San Francisco’s Neighborhood Parks Council has been awarded $175,000 from the U.S. Environmental Protection Agency to heighten community involvement in the planning of a 13-mile network of parks and trails along the city’s southeast shore.
The funding is another step in making the network, called the Blue Greenway, into “the Crissy Field of the east” San Francisco shoreline, said Meredith Thomas, the executive director of the council, a nonprofit that advocates for parks in the city.
Thomas joined Jared Blumenfeld, administrator of the EPA’s Pacific Southwest region, and San Francisco Supervisor Sophie Maxwell at a ceremony at the city’s Warm Water Cove Park Wednesday morning to celebrate the funding.
The money will be used to generate a plan with the community to address how to remedy and transform between 5 and 10 “brownfields,” areas along the Blue Greenway that contain industrial waste and toxins, Thomas said.
While some projects in the Blue Greenway network are being funded by Proposition A, a parks bond passed by city voters in February 2008, the EPA funding will allow the council to “convene stakeholders, neighbors, and all area nonprofits, and zero in on places that are not currently planned for,” Thomas said.
“The Port of San Francisco has funding (from the bonds) for several areas, but if we don’t connect them between what the port is working on, we’ll have a checkerboard,” she said.
Once the council and the various parties decide on several brownfields to target, analysis can be done to determine the toxicity of the sites, and identify potential funding sources and plans to redevelop them.
The council has advocated since 2003 to create a “green” corridor along the eastern shoreline of San Francisco that would compare to the scenic sights that draw residents and tourists to other parts of the city.
“In San Francisco, one of most marked characteristics is our shoreline, and it all should be available for use,” Thomas said.
Mayor Gavin Newsom issued a statement praising the support of the EPA for the project.
“This grant brings us another step closer towards realizing our vision of 13 miles of majestic waterfront parks and trails,” Newsom said.
Thomas said there is no specific target date yet for when the entire network will be finished.

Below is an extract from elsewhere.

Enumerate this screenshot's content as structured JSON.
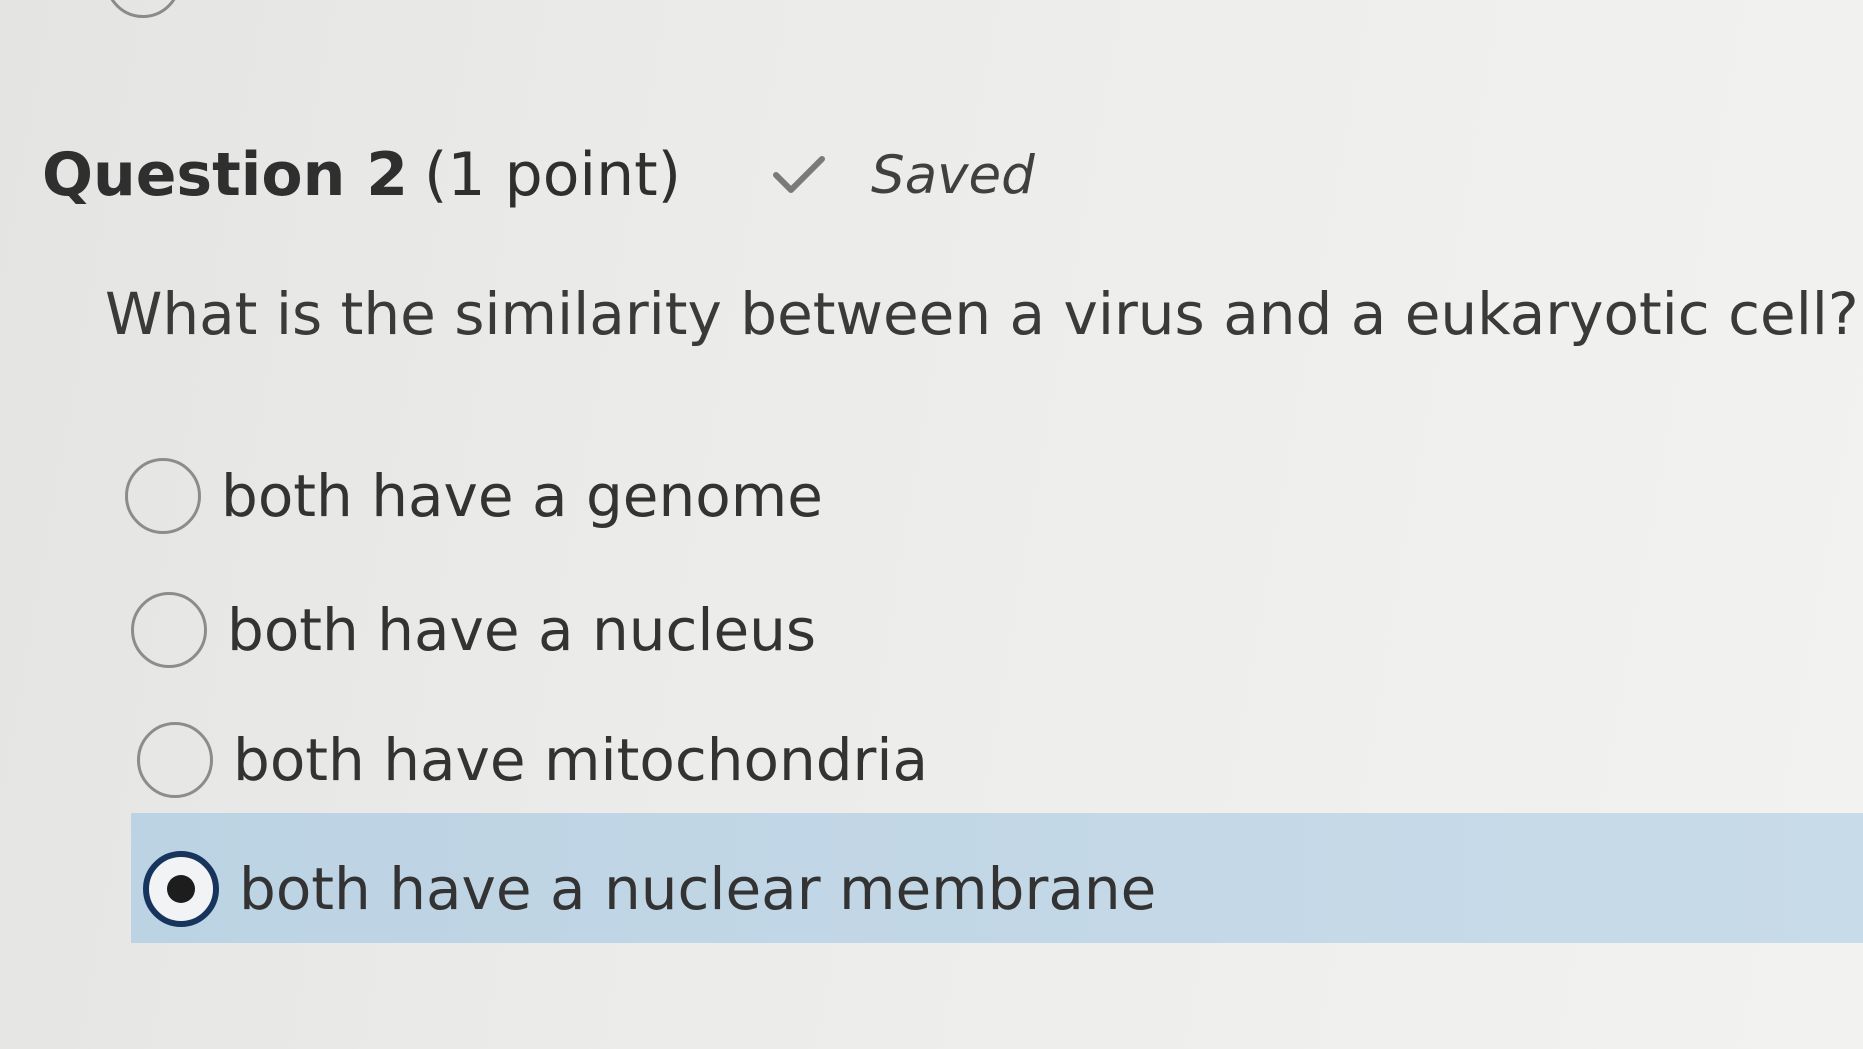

“We’ll spend the next decade or so” working on it, she said. “When you have 13 miles of waterfront, it is expensive and hard to figure out where to go next.”
Dan McMenamin, Bay City News